[Data to examine]
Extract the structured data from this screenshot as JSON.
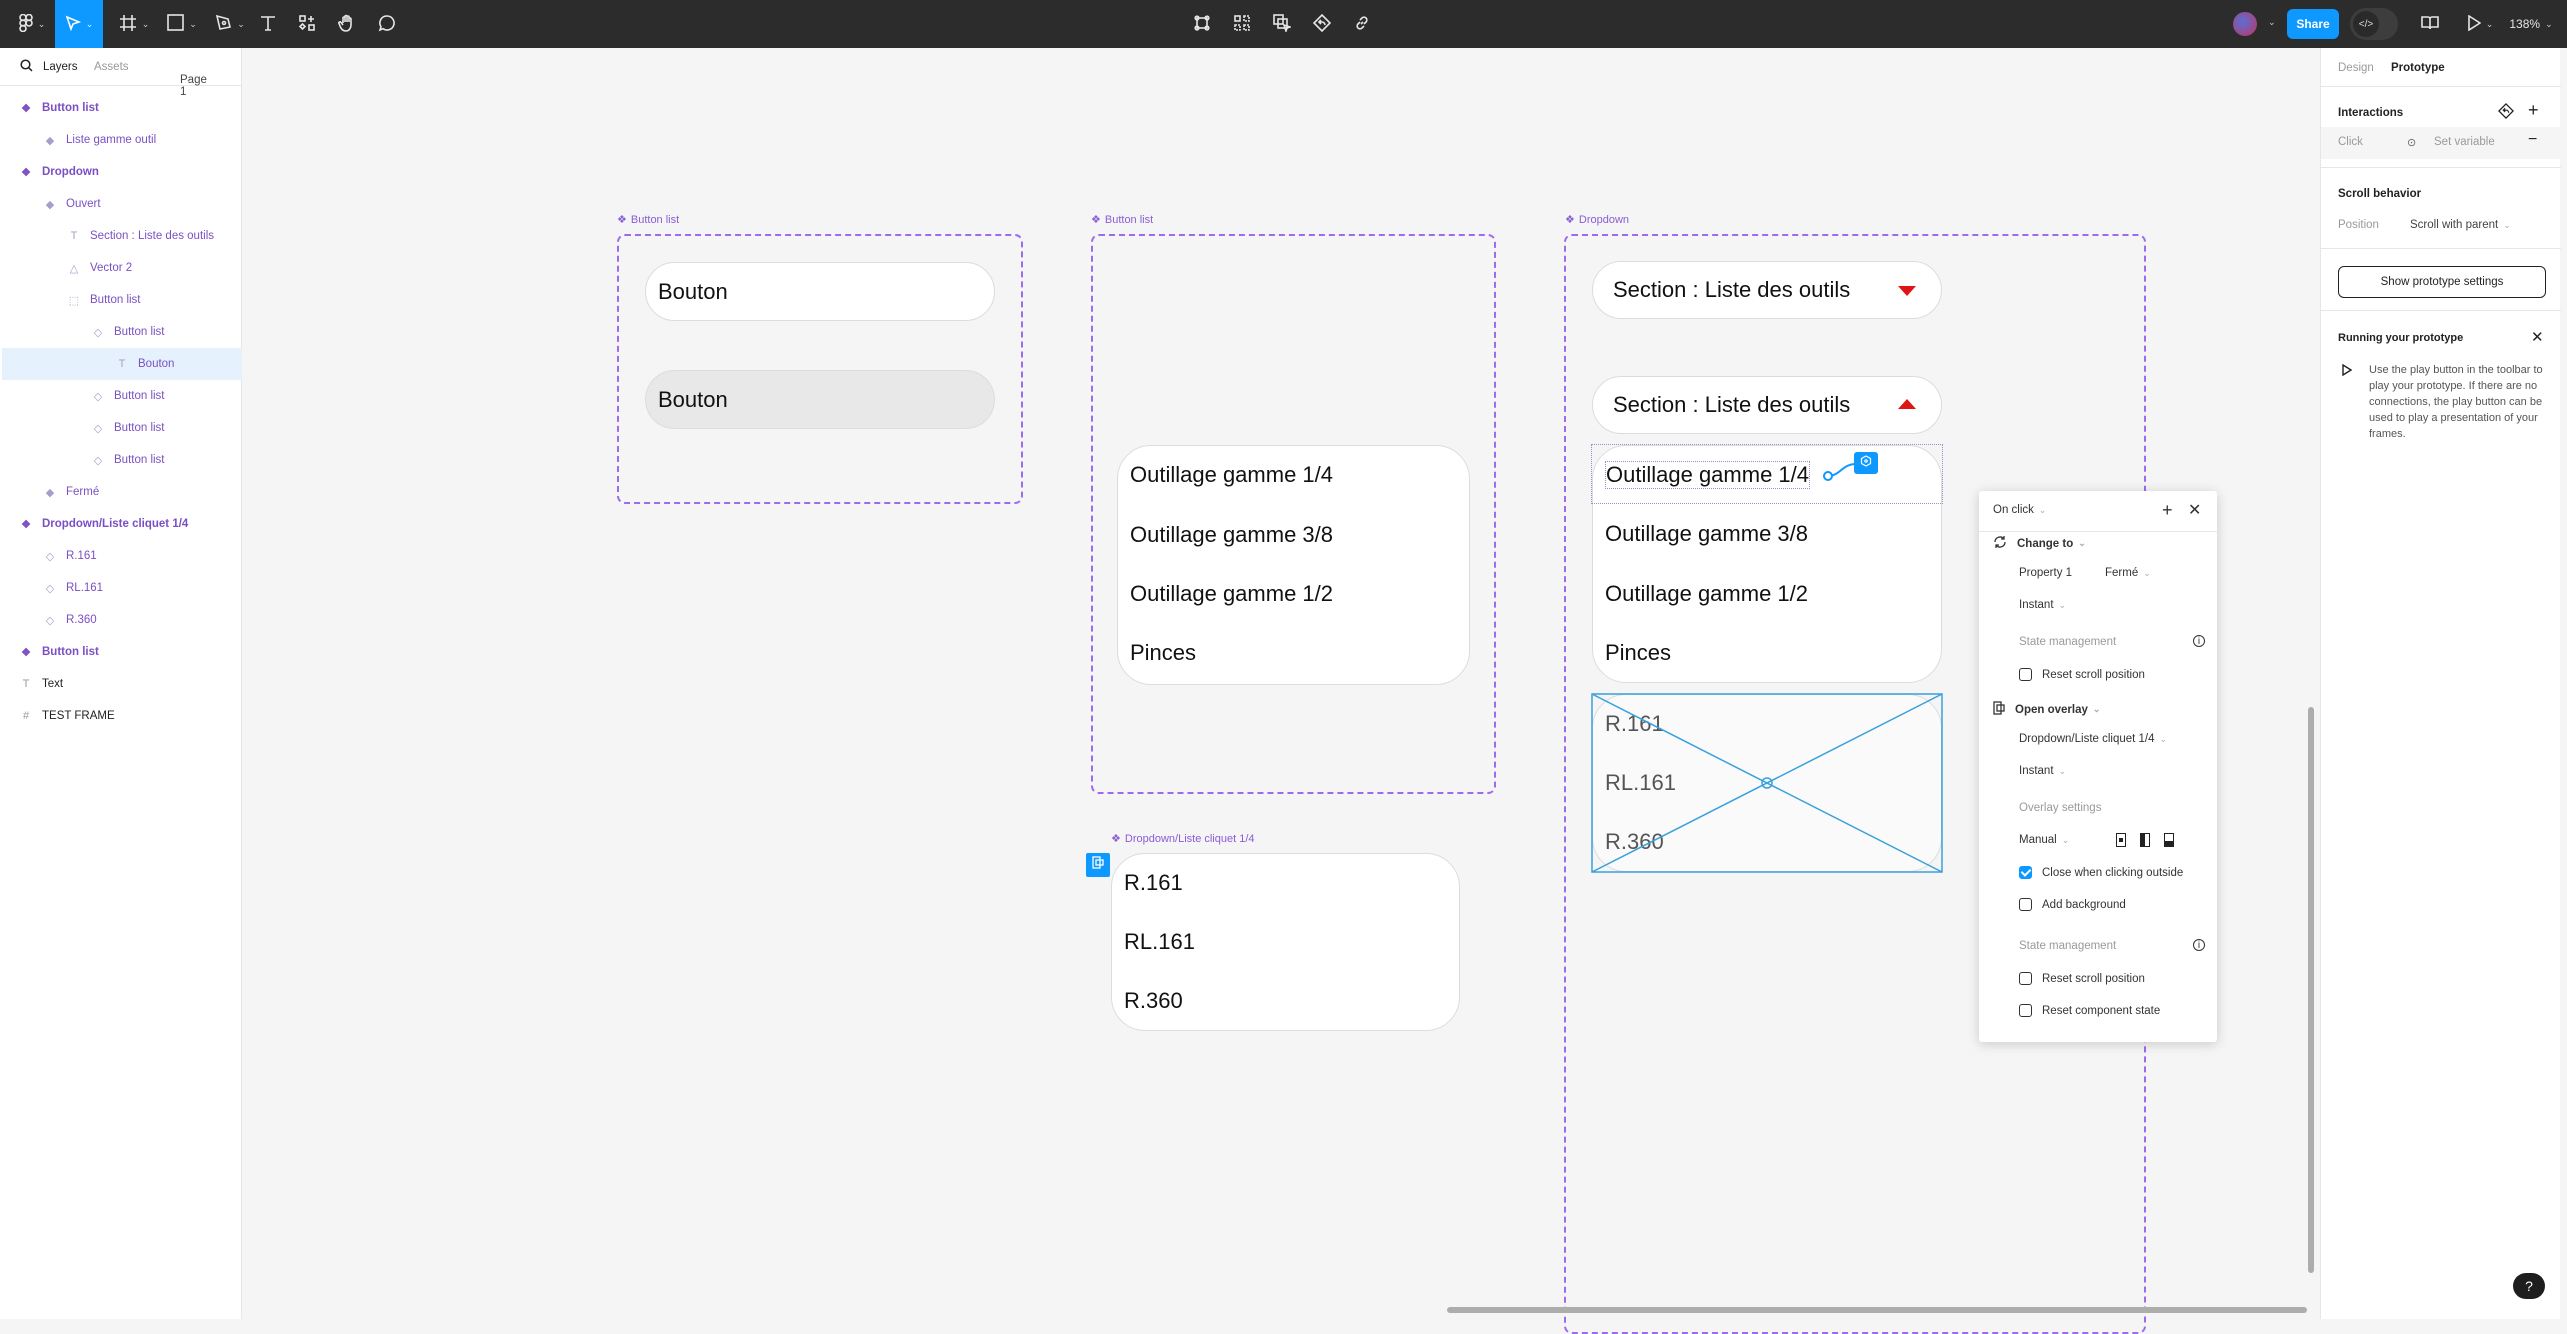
{
  "toolbar": {
    "tools": [
      {
        "name": "main-menu",
        "icon": "figma-logo-icon"
      },
      {
        "name": "move",
        "icon": "cursor-arrow-icon",
        "active": true
      },
      {
        "name": "frame",
        "icon": "frame-hash-icon"
      },
      {
        "name": "shape",
        "icon": "rectangle-icon"
      },
      {
        "name": "pen",
        "icon": "pen-icon"
      },
      {
        "name": "text",
        "icon": "text-icon"
      },
      {
        "name": "resources",
        "icon": "resources-icon"
      },
      {
        "name": "hand",
        "icon": "hand-icon"
      },
      {
        "name": "comment",
        "icon": "comment-icon"
      }
    ],
    "center_tools": [
      "component-edit-icon",
      "grid-icon",
      "overlay-select-icon",
      "reset-icon",
      "link-icon"
    ],
    "share_label": "Share",
    "dev_mode_icon": "</>",
    "zoom_label": "138%",
    "accent_color": "#0d99ff"
  },
  "left_panel": {
    "tabs": {
      "layers": "Layers",
      "assets": "Assets",
      "page": "Page 1"
    },
    "layers": [
      {
        "label": "Button list",
        "type": "component-set",
        "indent": 0
      },
      {
        "label": "Liste gamme outil",
        "type": "variant",
        "indent": 1
      },
      {
        "label": "Dropdown",
        "type": "component-set",
        "indent": 0
      },
      {
        "label": "Ouvert",
        "type": "variant",
        "indent": 1
      },
      {
        "label": "Section : Liste des outils",
        "type": "text",
        "indent": 2
      },
      {
        "label": "Vector 2",
        "type": "vector",
        "indent": 2
      },
      {
        "label": "Button list",
        "type": "instance-frame",
        "indent": 2
      },
      {
        "label": "Button list",
        "type": "instance",
        "indent": 3
      },
      {
        "label": "Bouton",
        "type": "text",
        "indent": 4,
        "selected": true
      },
      {
        "label": "Button list",
        "type": "instance",
        "indent": 3
      },
      {
        "label": "Button list",
        "type": "instance",
        "indent": 3
      },
      {
        "label": "Button list",
        "type": "instance",
        "indent": 3
      },
      {
        "label": "Fermé",
        "type": "variant",
        "indent": 1
      },
      {
        "label": "Dropdown/Liste cliquet 1/4",
        "type": "component-set",
        "indent": 0
      },
      {
        "label": "R.161",
        "type": "instance",
        "indent": 1
      },
      {
        "label": "RL.161",
        "type": "instance",
        "indent": 1
      },
      {
        "label": "R.360",
        "type": "instance",
        "indent": 1
      },
      {
        "label": "Button list",
        "type": "component-set",
        "indent": 0
      },
      {
        "label": "Text",
        "type": "text-plain",
        "indent": 0
      },
      {
        "label": "TEST FRAME",
        "type": "frame",
        "indent": 0
      }
    ]
  },
  "right_panel": {
    "tabs": {
      "design": "Design",
      "prototype": "Prototype"
    },
    "interactions_title": "Interactions",
    "interaction": {
      "trigger": "Click",
      "action": "Set variable"
    },
    "scroll_title": "Scroll behavior",
    "position_label": "Position",
    "position_value": "Scroll with parent",
    "show_settings_label": "Show prototype settings",
    "running_title": "Running your prototype",
    "running_text": "Use the play button in the toolbar to play your prototype. If there are no connections, the play button can be used to play a presentation of your frames."
  },
  "popover": {
    "trigger": "On click",
    "action1": {
      "label": "Change to",
      "property_label": "Property 1",
      "property_value": "Fermé",
      "animation": "Instant",
      "state_title": "State management",
      "reset_scroll": {
        "label": "Reset scroll position",
        "checked": false
      }
    },
    "action2": {
      "label": "Open overlay",
      "destination": "Dropdown/Liste cliquet 1/4",
      "animation": "Instant",
      "overlay_title": "Overlay settings",
      "position": "Manual",
      "close_outside": {
        "label": "Close when clicking outside",
        "checked": true
      },
      "add_background": {
        "label": "Add background",
        "checked": false
      },
      "state_title": "State management",
      "reset_scroll": {
        "label": "Reset scroll position",
        "checked": false
      },
      "reset_component": {
        "label": "Reset component state",
        "checked": false
      }
    }
  },
  "canvas": {
    "frame1": {
      "label": "Button list",
      "buttons": [
        "Bouton",
        "Bouton"
      ]
    },
    "frame2": {
      "label": "Button list",
      "items": [
        "Outillage gamme 1/4",
        "Outillage gamme 3/8",
        "Outillage gamme 1/2",
        "Pinces"
      ]
    },
    "frame3": {
      "label": "Dropdown",
      "closed_header": "Section : Liste des outils",
      "open_header": "Section : Liste des outils",
      "items": [
        "Outillage gamme 1/4",
        "Outillage gamme 3/8",
        "Outillage gamme 1/2",
        "Pinces"
      ],
      "overlay_items": [
        "R.161",
        "RL.161",
        "R.360"
      ]
    },
    "frame4": {
      "label": "Dropdown/Liste cliquet 1/4",
      "items": [
        "R.161",
        "RL.161",
        "R.360"
      ]
    },
    "component_color": "#9d6bf0",
    "arrow_color": "#e01414"
  },
  "help_label": "?"
}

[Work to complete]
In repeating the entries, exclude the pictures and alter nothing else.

[Answer to this task]
Extract the structured data from this screenshot as JSON.
{
  "toolbar": {
    "tools": [
      {
        "name": "main-menu",
        "icon": "figma-logo-icon"
      },
      {
        "name": "move",
        "icon": "cursor-arrow-icon",
        "active": true
      },
      {
        "name": "frame",
        "icon": "frame-hash-icon"
      },
      {
        "name": "shape",
        "icon": "rectangle-icon"
      },
      {
        "name": "pen",
        "icon": "pen-icon"
      },
      {
        "name": "text",
        "icon": "text-icon"
      },
      {
        "name": "resources",
        "icon": "resources-icon"
      },
      {
        "name": "hand",
        "icon": "hand-icon"
      },
      {
        "name": "comment",
        "icon": "comment-icon"
      }
    ],
    "center_tools": [
      "component-edit-icon",
      "grid-icon",
      "overlay-select-icon",
      "reset-icon",
      "link-icon"
    ],
    "share_label": "Share",
    "dev_mode_icon": "</>",
    "zoom_label": "138%",
    "accent_color": "#0d99ff"
  },
  "left_panel": {
    "tabs": {
      "layers": "Layers",
      "assets": "Assets",
      "page": "Page 1"
    },
    "layers": [
      {
        "label": "Button list",
        "type": "component-set",
        "indent": 0
      },
      {
        "label": "Liste gamme outil",
        "type": "variant",
        "indent": 1
      },
      {
        "label": "Dropdown",
        "type": "component-set",
        "indent": 0
      },
      {
        "label": "Ouvert",
        "type": "variant",
        "indent": 1
      },
      {
        "label": "Section : Liste des outils",
        "type": "text",
        "indent": 2
      },
      {
        "label": "Vector 2",
        "type": "vector",
        "indent": 2
      },
      {
        "label": "Button list",
        "type": "instance-frame",
        "indent": 2
      },
      {
        "label": "Button list",
        "type": "instance",
        "indent": 3
      },
      {
        "label": "Bouton",
        "type": "text",
        "indent": 4,
        "selected": true
      },
      {
        "label": "Button list",
        "type": "instance",
        "indent": 3
      },
      {
        "label": "Button list",
        "type": "instance",
        "indent": 3
      },
      {
        "label": "Button list",
        "type": "instance",
        "indent": 3
      },
      {
        "label": "Fermé",
        "type": "variant",
        "indent": 1
      },
      {
        "label": "Dropdown/Liste cliquet 1/4",
        "type": "component-set",
        "indent": 0
      },
      {
        "label": "R.161",
        "type": "instance",
        "indent": 1
      },
      {
        "label": "RL.161",
        "type": "instance",
        "indent": 1
      },
      {
        "label": "R.360",
        "type": "instance",
        "indent": 1
      },
      {
        "label": "Button list",
        "type": "component-set",
        "indent": 0
      },
      {
        "label": "Text",
        "type": "text-plain",
        "indent": 0
      },
      {
        "label": "TEST FRAME",
        "type": "frame",
        "indent": 0
      }
    ]
  },
  "right_panel": {
    "tabs": {
      "design": "Design",
      "prototype": "Prototype"
    },
    "interactions_title": "Interactions",
    "interaction": {
      "trigger": "Click",
      "action": "Set variable"
    },
    "scroll_title": "Scroll behavior",
    "position_label": "Position",
    "position_value": "Scroll with parent",
    "show_settings_label": "Show prototype settings",
    "running_title": "Running your prototype",
    "running_text": "Use the play button in the toolbar to play your prototype. If there are no connections, the play button can be used to play a presentation of your frames."
  },
  "popover": {
    "trigger": "On click",
    "action1": {
      "label": "Change to",
      "property_label": "Property 1",
      "property_value": "Fermé",
      "animation": "Instant",
      "state_title": "State management",
      "reset_scroll": {
        "label": "Reset scroll position",
        "checked": false
      }
    },
    "action2": {
      "label": "Open overlay",
      "destination": "Dropdown/Liste cliquet 1/4",
      "animation": "Instant",
      "overlay_title": "Overlay settings",
      "position": "Manual",
      "close_outside": {
        "label": "Close when clicking outside",
        "checked": true
      },
      "add_background": {
        "label": "Add background",
        "checked": false
      },
      "state_title": "State management",
      "reset_scroll": {
        "label": "Reset scroll position",
        "checked": false
      },
      "reset_component": {
        "label": "Reset component state",
        "checked": false
      }
    }
  },
  "canvas": {
    "frame1": {
      "label": "Button list",
      "buttons": [
        "Bouton",
        "Bouton"
      ]
    },
    "frame2": {
      "label": "Button list",
      "items": [
        "Outillage gamme 1/4",
        "Outillage gamme 3/8",
        "Outillage gamme 1/2",
        "Pinces"
      ]
    },
    "frame3": {
      "label": "Dropdown",
      "closed_header": "Section : Liste des outils",
      "open_header": "Section : Liste des outils",
      "items": [
        "Outillage gamme 1/4",
        "Outillage gamme 3/8",
        "Outillage gamme 1/2",
        "Pinces"
      ],
      "overlay_items": [
        "R.161",
        "RL.161",
        "R.360"
      ]
    },
    "frame4": {
      "label": "Dropdown/Liste cliquet 1/4",
      "items": [
        "R.161",
        "RL.161",
        "R.360"
      ]
    },
    "component_color": "#9d6bf0",
    "arrow_color": "#e01414"
  },
  "help_label": "?"
}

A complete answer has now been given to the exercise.